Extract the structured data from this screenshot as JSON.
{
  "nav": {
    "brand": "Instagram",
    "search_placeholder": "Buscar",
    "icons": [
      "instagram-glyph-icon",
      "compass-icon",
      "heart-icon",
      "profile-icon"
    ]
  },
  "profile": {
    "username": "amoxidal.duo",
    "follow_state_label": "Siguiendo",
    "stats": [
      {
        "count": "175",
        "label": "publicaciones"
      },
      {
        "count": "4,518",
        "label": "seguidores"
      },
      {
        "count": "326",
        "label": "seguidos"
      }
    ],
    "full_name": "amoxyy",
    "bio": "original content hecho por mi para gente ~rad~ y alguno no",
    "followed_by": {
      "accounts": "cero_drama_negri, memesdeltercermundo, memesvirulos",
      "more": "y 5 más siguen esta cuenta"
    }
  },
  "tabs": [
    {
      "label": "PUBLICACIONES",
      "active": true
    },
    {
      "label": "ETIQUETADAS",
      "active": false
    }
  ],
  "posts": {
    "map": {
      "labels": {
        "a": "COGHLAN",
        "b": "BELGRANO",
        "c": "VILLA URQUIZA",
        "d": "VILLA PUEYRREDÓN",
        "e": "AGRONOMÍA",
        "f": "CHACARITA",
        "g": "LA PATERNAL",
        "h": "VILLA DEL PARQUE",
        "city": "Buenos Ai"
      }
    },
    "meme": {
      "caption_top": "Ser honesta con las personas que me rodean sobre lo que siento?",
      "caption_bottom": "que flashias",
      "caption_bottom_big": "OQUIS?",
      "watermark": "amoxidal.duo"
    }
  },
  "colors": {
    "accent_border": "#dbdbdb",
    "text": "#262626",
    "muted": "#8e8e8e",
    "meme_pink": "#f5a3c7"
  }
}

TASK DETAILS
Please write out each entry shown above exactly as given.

RESPONSE AREA
Extract the structured data from this screenshot as JSON.
{
  "nav": {
    "brand": "Instagram",
    "search_placeholder": "Buscar",
    "icons": [
      "instagram-glyph-icon",
      "compass-icon",
      "heart-icon",
      "profile-icon"
    ]
  },
  "profile": {
    "username": "amoxidal.duo",
    "follow_state_label": "Siguiendo",
    "stats": [
      {
        "count": "175",
        "label": "publicaciones"
      },
      {
        "count": "4,518",
        "label": "seguidores"
      },
      {
        "count": "326",
        "label": "seguidos"
      }
    ],
    "full_name": "amoxyy",
    "bio": "original content hecho por mi para gente ~rad~ y alguno no",
    "followed_by": {
      "accounts": "cero_drama_negri, memesdeltercermundo, memesvirulos",
      "more": "y 5 más siguen esta cuenta"
    }
  },
  "tabs": [
    {
      "label": "PUBLICACIONES",
      "active": true
    },
    {
      "label": "ETIQUETADAS",
      "active": false
    }
  ],
  "posts": {
    "map": {
      "labels": {
        "a": "COGHLAN",
        "b": "BELGRANO",
        "c": "VILLA URQUIZA",
        "d": "VILLA PUEYRREDÓN",
        "e": "AGRONOMÍA",
        "f": "CHACARITA",
        "g": "LA PATERNAL",
        "h": "VILLA DEL PARQUE",
        "city": "Buenos Ai"
      }
    },
    "meme": {
      "caption_top": "Ser honesta con las personas que me rodean sobre lo que siento?",
      "caption_bottom": "que flashias",
      "caption_bottom_big": "OQUIS?",
      "watermark": "amoxidal.duo"
    }
  },
  "colors": {
    "accent_border": "#dbdbdb",
    "text": "#262626",
    "muted": "#8e8e8e",
    "meme_pink": "#f5a3c7"
  }
}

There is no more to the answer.